The discovery that no amount of goodness prevents disaster has plunged many people into depression because, rather than recognise that there is no Just World, they blame themselves for the disaster they have suffered. Depression can be seen as the refusal to mourn something precious which has been lost by chance. Jaques is not depressed. He does not blame himself for the undeserved disasters that have befallen him, but he is angry that the world has not lived up to his expectations. He is good and he has not been given his just rewards. Like a plaintive child whose mother has failed to live up to his expectations Jaques invites Orlando, 'Will you sit with me and we two will rail against our mistress the world, and all our misery?'

Determined to preserve his belief in the Just World Jaques aims to 'Cleanse the foul body of th' infected world.' To do this he must have



Withal, as large a charter as the wind

To blow on whom I please.

Believing that he is good, Jaques feels that he has the right to criticise those who do not live up to his high standards. His companions refuse to take him as seriously as he takes himself. They laugh at him. Some laugh because at some point in their lives they have realised that justice is a concept created by human beings and not an inherent guiding principle of the natural world which is, in fact, indifferent to our existence. Such people know that within human society justice is fallible, and with luck they can escape the punishments they deserve and reap some undeserved rewards. Other people laugh at him because they still believe in the Just World and do not want to give it up. They want to avoid having to take account of Jaques' stark vision of the world and the futility of a life that leads to 'mere oblivion'. Many people will believe in anything, however lacking in logic or reason, in order to preserve their belief in the Just World. Duke Senior, rather than lose his belief in the Just World, insists that 'sweet are the uses of adversity' and finds 'good in everything'. His dispute with Jaques is not over whether the Just World exists but whether any imbalance in the Just World is tilted more to the bad than the good. 

The stories which we find satisfactory are those which assure us of the existence of the Just World. If, as in tragedies, the good suffer and die, then, somehow, their deaths ensure that the living are rewarded in some way and the balance of the Just World is restored. Comedies end happily with the justice of the Just World being properly applied. In As You Like It the champion of the Just World himself, Jaques sums up its working. The wicked Duke Frederick sees his wickedness and repents, while Duke Senior, Orlando, Oliver, Silvius and Touchstone all receive their just rewards. 

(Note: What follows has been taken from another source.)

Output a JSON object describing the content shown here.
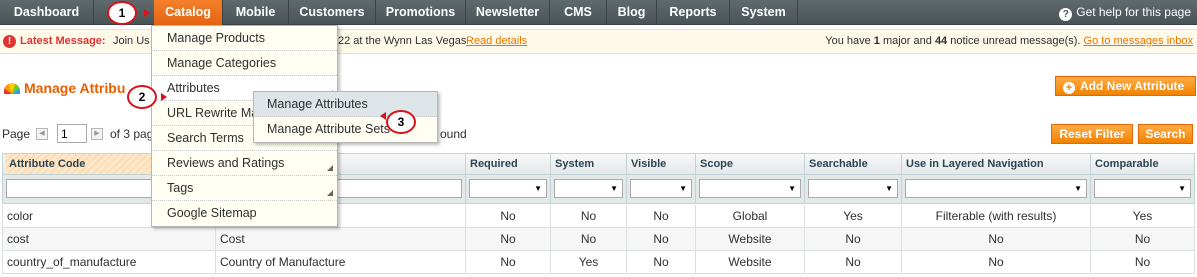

For Jaques himself the reward of a loving wife would not be large enough to match his own estimation of his virtue. He needs a greater reward, that of martyrdom - the lone figure etched against the sky. In Western movies the lone hero rides off into the sunset: in Elizabethan dramas he seeks an 'abandoned cave'. Whichever, the martyr knows that he is held in our astounded, admiring eyes because he has restored the justice of the Just World and all is well.